|Year of offer||2019|
|Subject level||Graduate coursework|
|Fees||Subject EFTSL, Level, Discipline & Census Date|
Topics include: measures of investment risk, portfolio theory, models of asset returns, asset liability modelling, equilibrium models, the efficient markets hypothesis, stochastic models of security prices, and Brownian Motion and its application.
Intended learning outcomes
On successful completion of this subject a student should be able to:
- Discuss the advantages and disadvantages of different measures of investment risk;
- Describe and discuss the assumptions of mean-variance portfolio theory and its principal results;
- Describe and discuss the properties of single and multifactor models of asset returns;
- Describe asset pricing models, discussing the principal results and assumptions and limitations of such models;
- Discuss the various forms of the Efficient Markets Hypothesis and discuss the evidence for and against the hypothesis;
- Demonstrate a knowledge and understanding of stochastic models of the behaviour of security prices;
- Define and apply the main concepts of Brownian motion (or Wiener Processes).
High level of development:
- Written communication;
- Problem solving;
- Statistical reasoning;
- Application of theory to practice;
- Interpretation and analysis.
Eligibility and requirements
ACTL90001 Mathematics of Finance I
|Code||Name||Teaching period||Credit Points|
|ACTL90001||Mathematics of Finance I||
Recommended background knowledge
Students should be competent in the use of Excel.
Core participation requirements

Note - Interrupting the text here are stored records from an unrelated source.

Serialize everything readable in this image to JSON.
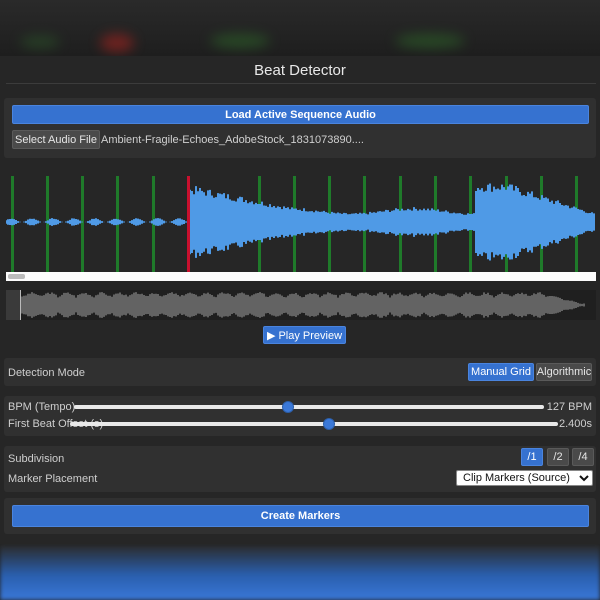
{
  "app": {
    "title": "Beat Detector"
  },
  "load": {
    "load_button": "Load Active Sequence Audio",
    "select_button": "Select Audio File",
    "file_name": "Ambient-Fragile-Echoes_AdobeStock_1831073890...."
  },
  "preview": {
    "play_button": "▶ Play Preview"
  },
  "detection": {
    "label": "Detection Mode",
    "modes": [
      "Manual Grid",
      "Algorithmic"
    ],
    "active_mode": "Manual Grid"
  },
  "tempo": {
    "bpm_label": "BPM (Tempo)",
    "bpm_value_text": "127 BPM",
    "bpm_fraction": 0.455,
    "offset_label": "First Beat Offset (s)",
    "offset_value_text": "2.400s",
    "offset_fraction": 0.53
  },
  "placement": {
    "subdivision_label": "Subdivision",
    "subdivisions": [
      "/1",
      "/2",
      "/4"
    ],
    "active_subdivision": "/1",
    "marker_label": "Marker Placement",
    "marker_selected": "Clip Markers (Source)"
  },
  "create": {
    "button": "Create Markers"
  },
  "colors": {
    "accent": "#3672d0",
    "waveform": "#4f9ae6",
    "beat_marker": "#1f7a2a",
    "playhead": "#c8102e"
  }
}
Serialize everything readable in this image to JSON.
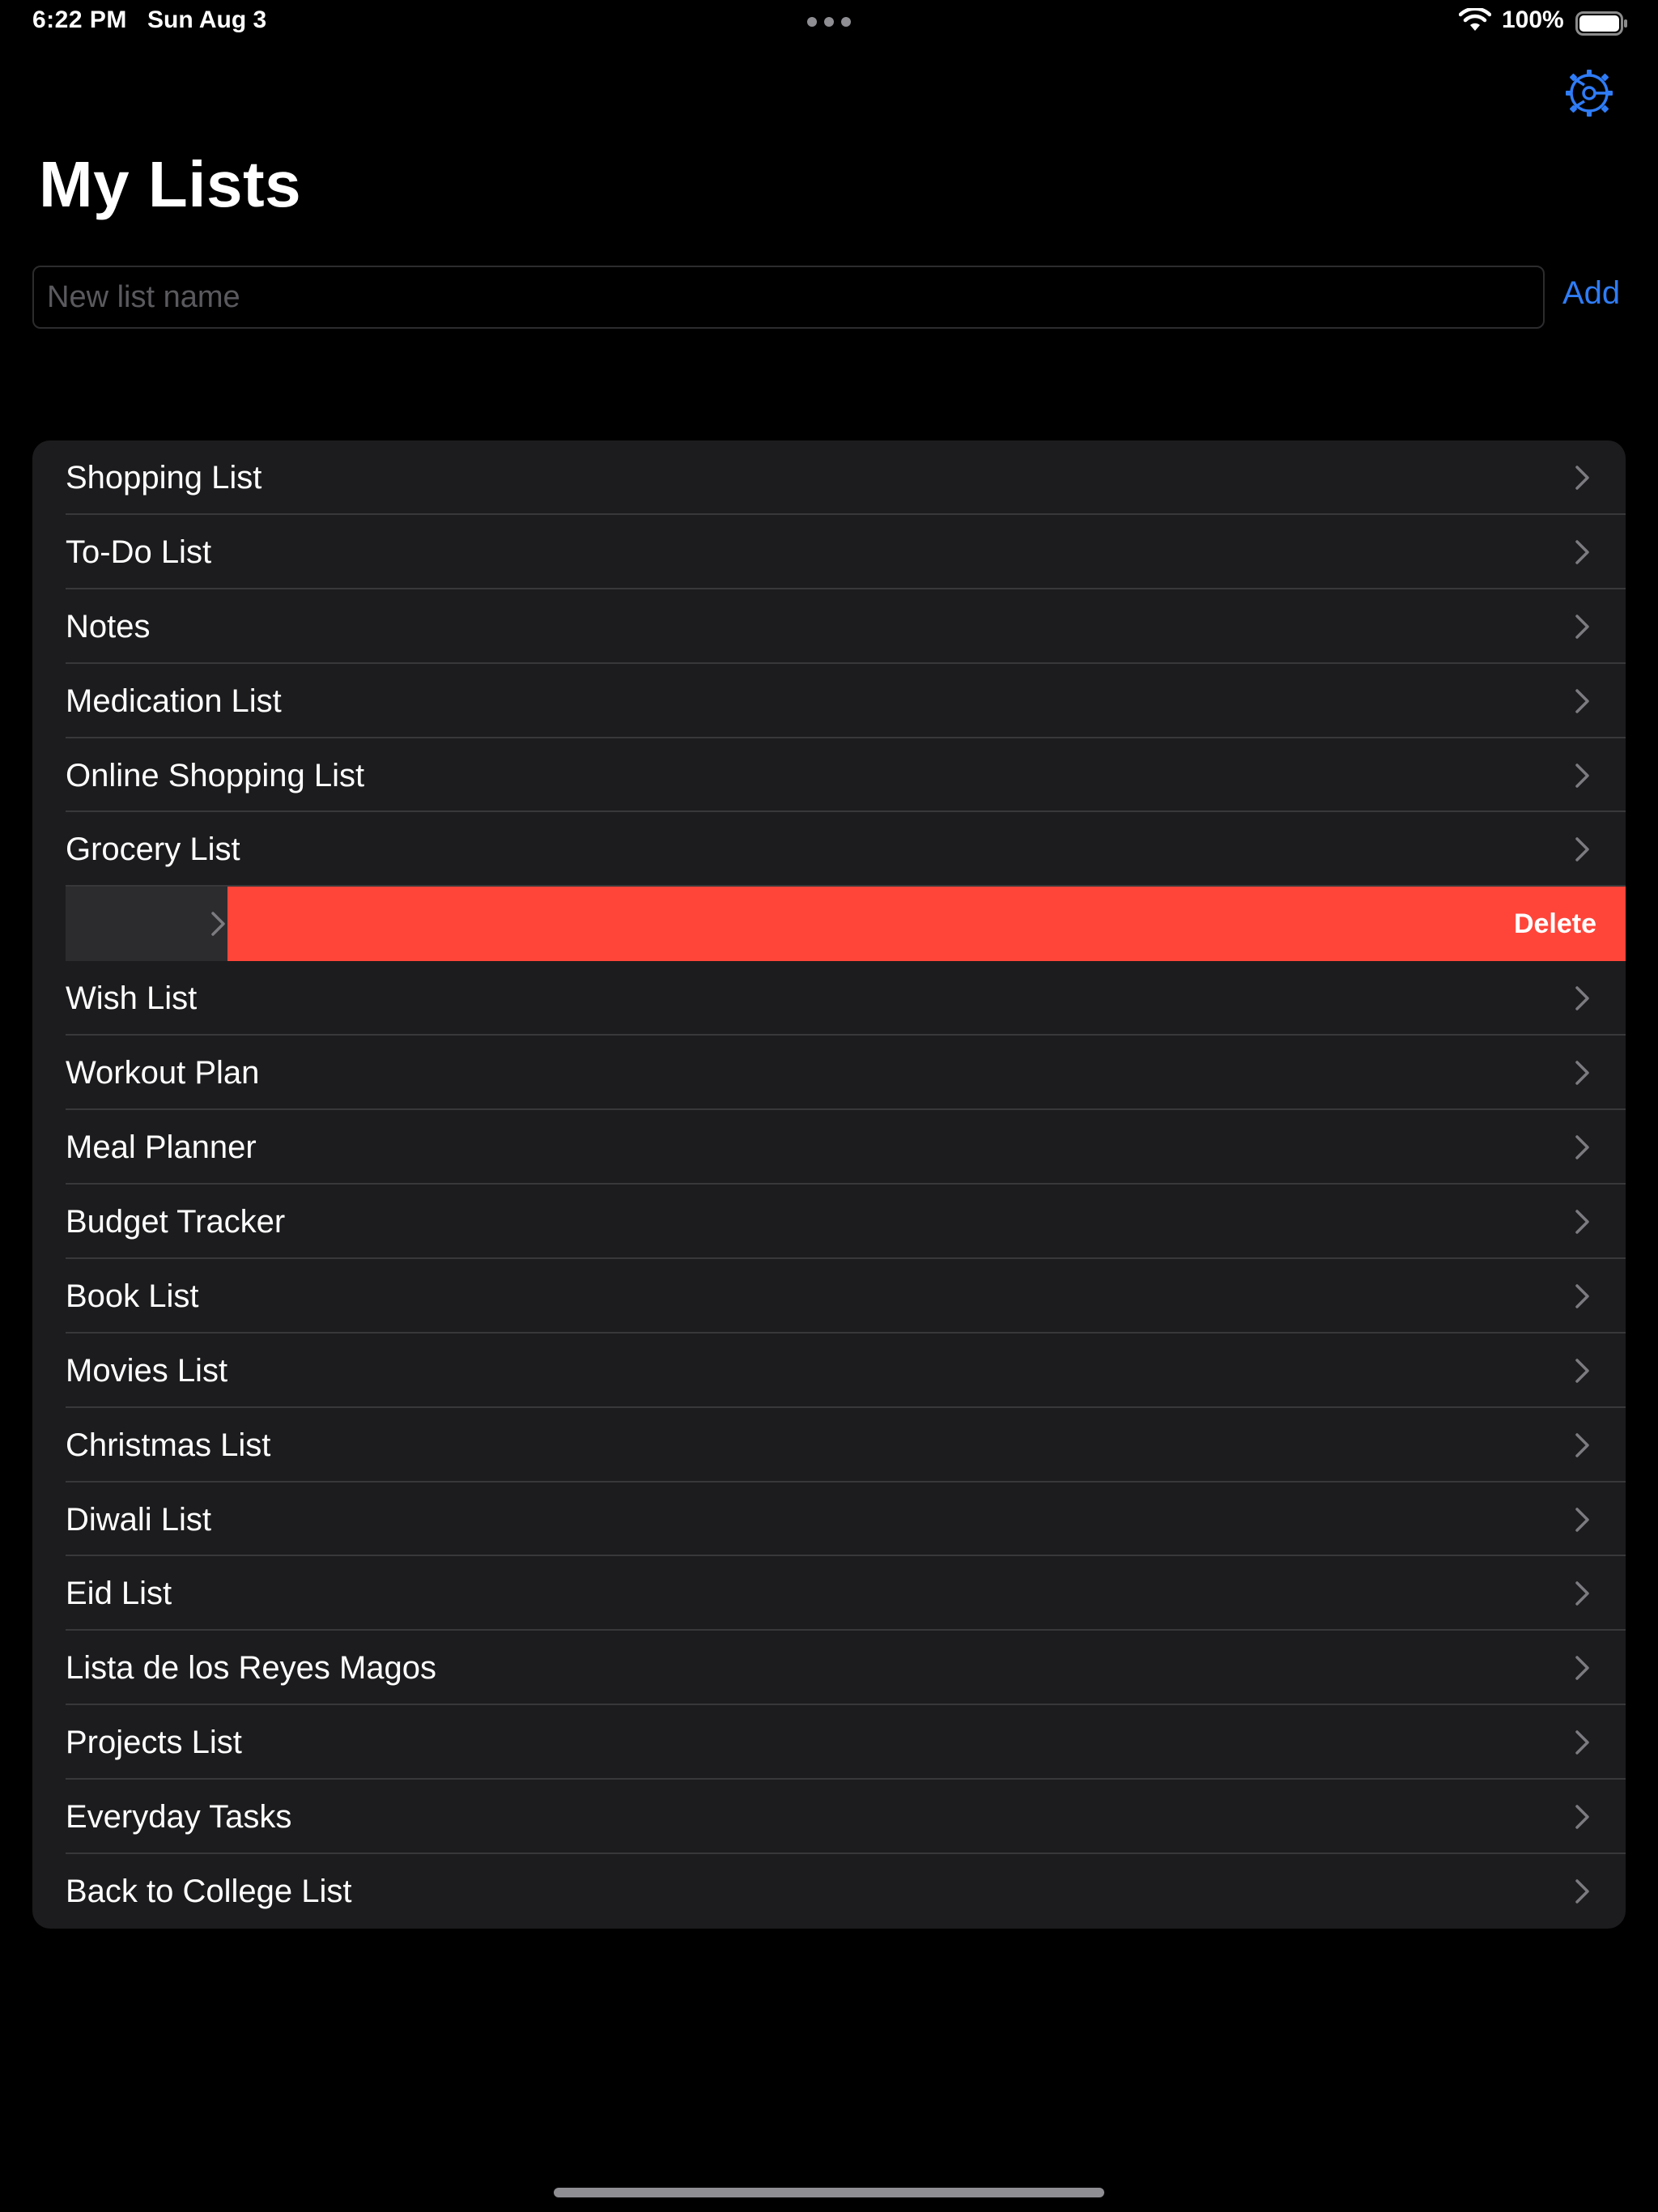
{
  "status_bar": {
    "time": "6:22 PM",
    "date": "Sun Aug 3",
    "battery": "100%"
  },
  "header": {
    "title": "My Lists",
    "settings_icon": "gear-icon"
  },
  "new_list": {
    "placeholder": "New list name",
    "value": "",
    "add_label": "Add"
  },
  "lists": {
    "items_before_swipe": [
      {
        "label": "Shopping List"
      },
      {
        "label": "To-Do List"
      },
      {
        "label": "Notes"
      },
      {
        "label": "Medication List"
      },
      {
        "label": "Online Shopping List"
      },
      {
        "label": "Grocery List"
      }
    ],
    "swiped_row": {
      "delete_label": "Delete"
    },
    "items_after_swipe": [
      {
        "label": "Wish List"
      },
      {
        "label": "Workout Plan"
      },
      {
        "label": "Meal Planner"
      },
      {
        "label": "Budget Tracker"
      },
      {
        "label": "Book List"
      },
      {
        "label": "Movies List"
      },
      {
        "label": "Christmas List"
      },
      {
        "label": "Diwali List"
      },
      {
        "label": "Eid List"
      },
      {
        "label": "Lista de los Reyes Magos"
      },
      {
        "label": "Projects List"
      },
      {
        "label": "Everyday Tasks"
      },
      {
        "label": "Back to College List"
      }
    ]
  },
  "colors": {
    "accent": "#2f7cf6",
    "destructive": "#ff453a",
    "background": "#000000",
    "card": "#1c1c1e"
  }
}
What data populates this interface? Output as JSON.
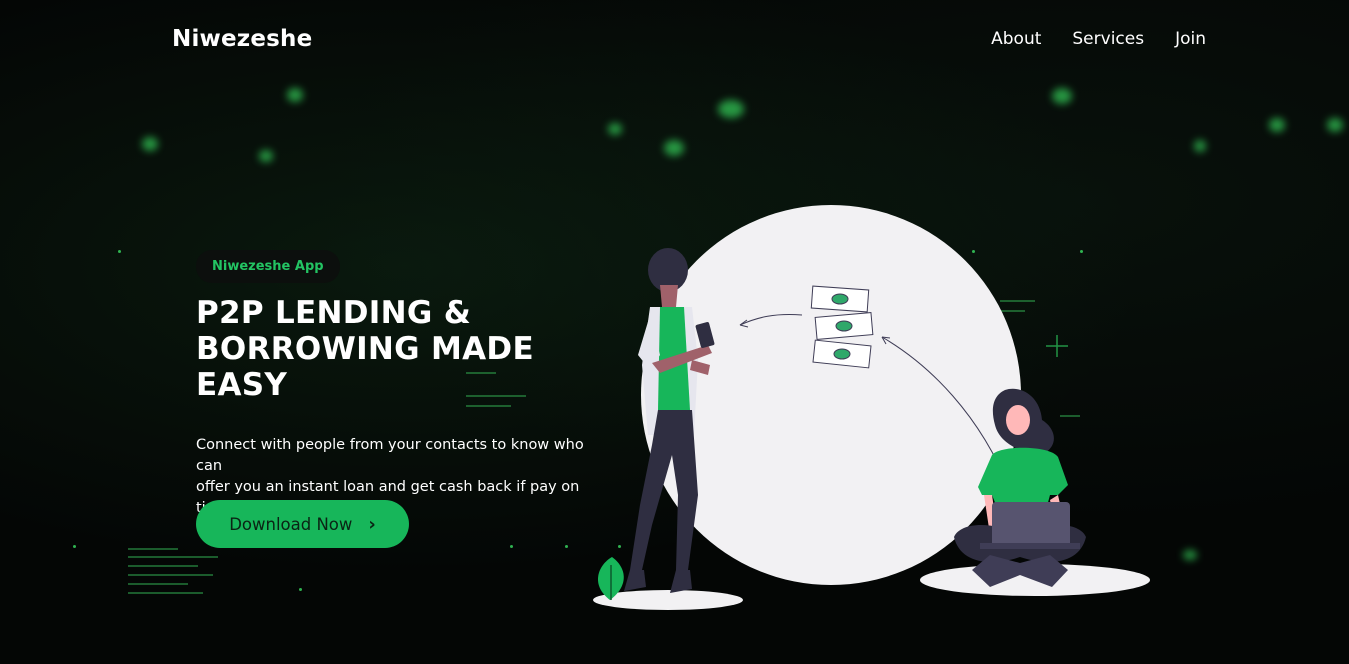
{
  "header": {
    "logo": "Niwezeshe",
    "nav": [
      "About",
      "Services",
      "Join"
    ]
  },
  "hero": {
    "badge": "Niwezeshe App",
    "title_lines": [
      "P2P LENDING &",
      "BORROWING MADE",
      "EASY"
    ],
    "description_lines": [
      "Connect with people from your contacts to know who can",
      "offer you an instant loan and get cash back if pay on time"
    ],
    "cta_label": "Download Now",
    "cta_icon": "chevron-right-icon"
  },
  "illustration": {
    "name": "people-exchanging-money-illustration"
  },
  "colors": {
    "accent": "#17b65a",
    "badge_text": "#23c463",
    "background": "#040605"
  }
}
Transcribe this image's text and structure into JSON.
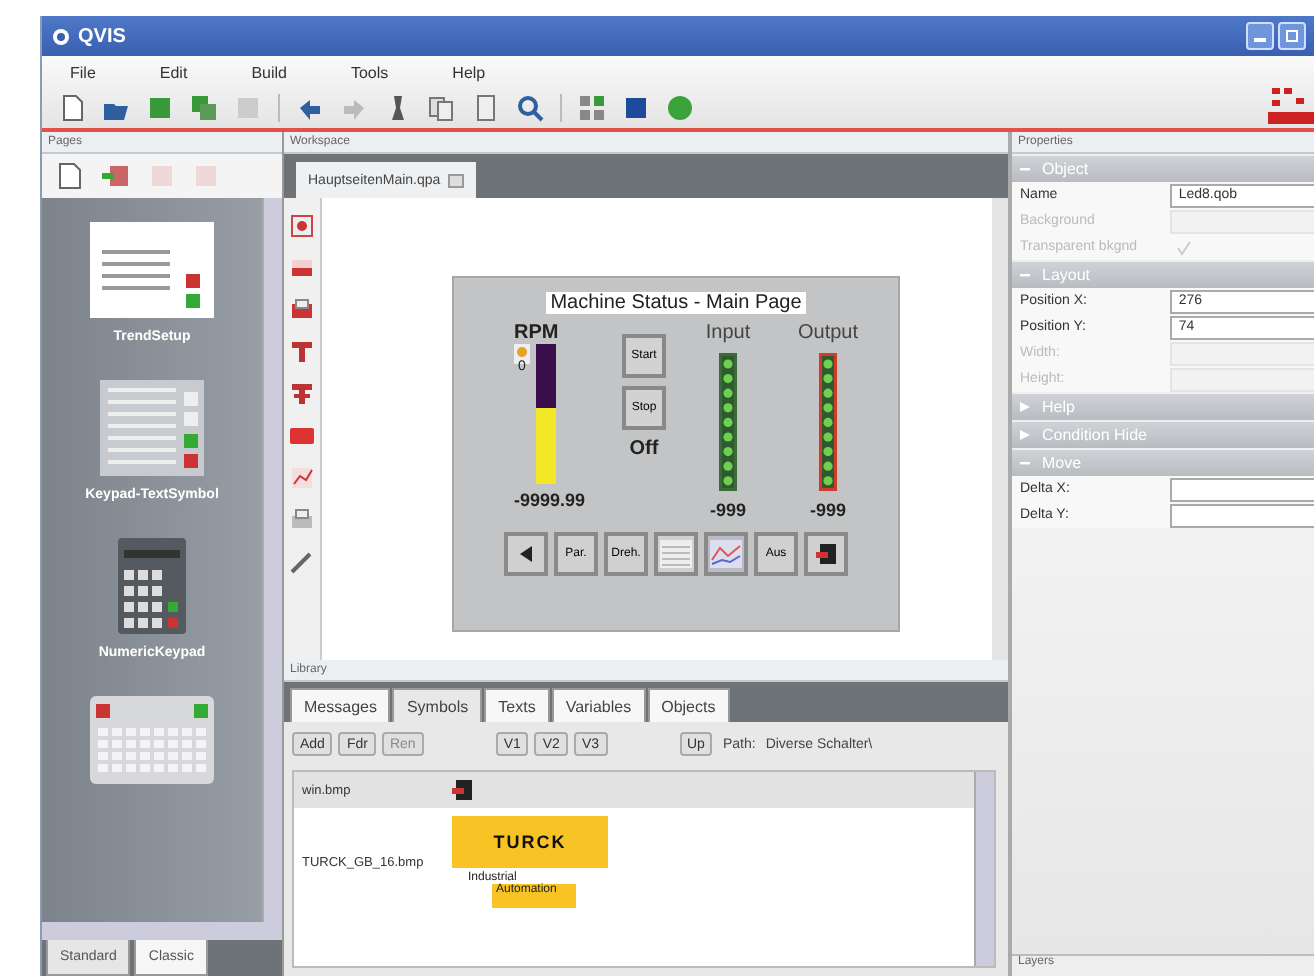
{
  "window": {
    "title": "QVIS"
  },
  "menu": [
    "File",
    "Edit",
    "Build",
    "Tools",
    "Help"
  ],
  "pages": {
    "title": "Pages",
    "items": [
      {
        "kind": "table",
        "label": "TrendSetup",
        "selected": false
      },
      {
        "kind": "list",
        "label": "Keypad-TextSymbol",
        "selected": false
      },
      {
        "kind": "keypad",
        "label": "NumericKeypad",
        "selected": false
      },
      {
        "kind": "keyboard",
        "selected": false
      }
    ],
    "tabs": [
      {
        "label": "Standard",
        "selected": true
      },
      {
        "label": "Classic",
        "selected": false
      }
    ]
  },
  "workspace": {
    "title": "Workspace",
    "tab": "HauptseitenMain.qpa",
    "canvas": {
      "title": "Machine Status - Main Page",
      "gauge_label": "RPM",
      "gauge_scale": "0",
      "level": 0.55,
      "gauge_value": "-9999.99",
      "buttons": [
        "Start",
        "Stop"
      ],
      "state": "Off",
      "leds": [
        {
          "label": "Input",
          "value": "-999",
          "selected": false
        },
        {
          "label": "Output",
          "value": "-999",
          "selected": true
        }
      ],
      "nav": [
        {
          "kind": "back",
          "selected": false
        },
        {
          "kind": "text",
          "label": "Par.",
          "selected": false
        },
        {
          "kind": "text",
          "label": "Dreh.",
          "selected": false
        },
        {
          "kind": "table",
          "selected": false
        },
        {
          "kind": "chart",
          "selected": true
        },
        {
          "kind": "text",
          "label": "Aus",
          "selected": false
        },
        {
          "kind": "exit",
          "selected": false
        }
      ]
    }
  },
  "library": {
    "title": "Library",
    "tabs": [
      {
        "label": "Messages",
        "selected": false
      },
      {
        "label": "Symbols",
        "selected": true
      },
      {
        "label": "Texts",
        "selected": false
      },
      {
        "label": "Variables",
        "selected": false
      },
      {
        "label": "Objects",
        "selected": false
      }
    ],
    "buttons": [
      {
        "label": "Add",
        "disabled": false
      },
      {
        "label": "Fdr",
        "disabled": false
      },
      {
        "label": "Ren",
        "disabled": true
      }
    ],
    "views": [
      "V1",
      "V2",
      "V3"
    ],
    "up": "Up",
    "path_label": "Path:",
    "path": "Diverse Schalter\\",
    "rows": [
      {
        "kind": "icon",
        "name": "win.bmp",
        "selected": true
      },
      {
        "kind": "logo",
        "name": "TURCK_GB_16.bmp",
        "logo": "TURCK",
        "caption": [
          "Industrial",
          "Automation"
        ],
        "selected": false
      }
    ]
  },
  "properties": {
    "title": "Properties",
    "sections": [
      {
        "title": "Object",
        "expanded": true,
        "rows": [
          {
            "kind": "field",
            "label": "Name",
            "value": "Led8.qob",
            "disabled": false
          },
          {
            "kind": "field",
            "label": "Background",
            "disabled": true
          },
          {
            "kind": "checkbox",
            "label": "Transparent bkgnd",
            "checked": true,
            "disabled": true
          }
        ]
      },
      {
        "title": "Layout",
        "expanded": true,
        "rows": [
          {
            "kind": "field",
            "label": "Position X:",
            "value": "276",
            "disabled": false
          },
          {
            "kind": "field",
            "label": "Position Y:",
            "value": "74",
            "disabled": false
          },
          {
            "kind": "field",
            "label": "Width:",
            "disabled": true
          },
          {
            "kind": "field",
            "label": "Height:",
            "disabled": true
          }
        ]
      },
      {
        "title": "Help",
        "expanded": false
      },
      {
        "title": "Condition Hide",
        "expanded": false
      },
      {
        "title": "Move",
        "expanded": true,
        "rows": [
          {
            "kind": "field",
            "label": "Delta X:",
            "disabled": false
          },
          {
            "kind": "field",
            "label": "Delta Y:",
            "disabled": false
          }
        ]
      }
    ],
    "footer": "Layers"
  }
}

The University of Melbourne is committed to providing students with reasonable adjustments to assessment and participation under the Disability Standards for Education (2005), and the Assessment and Results Policy (MPF1326). Students are expected to meet the core participation requirements for their course. These can be viewed under Entry and Participation Requirements for the course outlines in the Handbook.
Further details on how to seek academic adjustments can be found on the Student Equity and Disability Support website: http://services.unimelb.edu.au/student-equity/home
- A 1000 word assignment due week 11 (10%);
- A one hour mid-semester test due week 10 (20%) and
- A two hour end of semester exam (70%).
- Hurdle requirement: Successful completion of this subject requires a pass (50%) in the final exam.
Dates & times
- Semester 2
Principal coordinator Johnny Li Mode of delivery On Campus — Parkville Contact hours A 2 hour seminar and a 1 hour workshop per week Total time commitment 170 hours Teaching period 29 July 2019 to 27 October 2019 Last self-enrol date 9 August 2019 Census date 31 August 2019 Last date to withdraw without fail 27 September 2019 Assessment period ends 22 November 2019
Time commitment details
Estimated total time commitment of 170 hours per semester
Introduction to Mathematical Portfolio Theory, Joshi, Paterson 2013.
- Related Handbook entries
- Available through the Community Access Program
About the Community Access Program (CAP)
This subject is available through the Community Access Program (also called Single Subject Studies) which allows you to enrol in single subjects offered by the University of Melbourne, without the commitment required to complete a whole degree.
Entry requirements including prerequisites may apply. Please refer to the CAP applications page for further information.
- Available to Study Abroad and/or Study Exchange Students
This subject is available to students studying at the University from eligible overseas institutions on exchange and study abroad. Students are required to satisfy any listed requirements, such as pre- and co-requisites, for enrolment in the subject.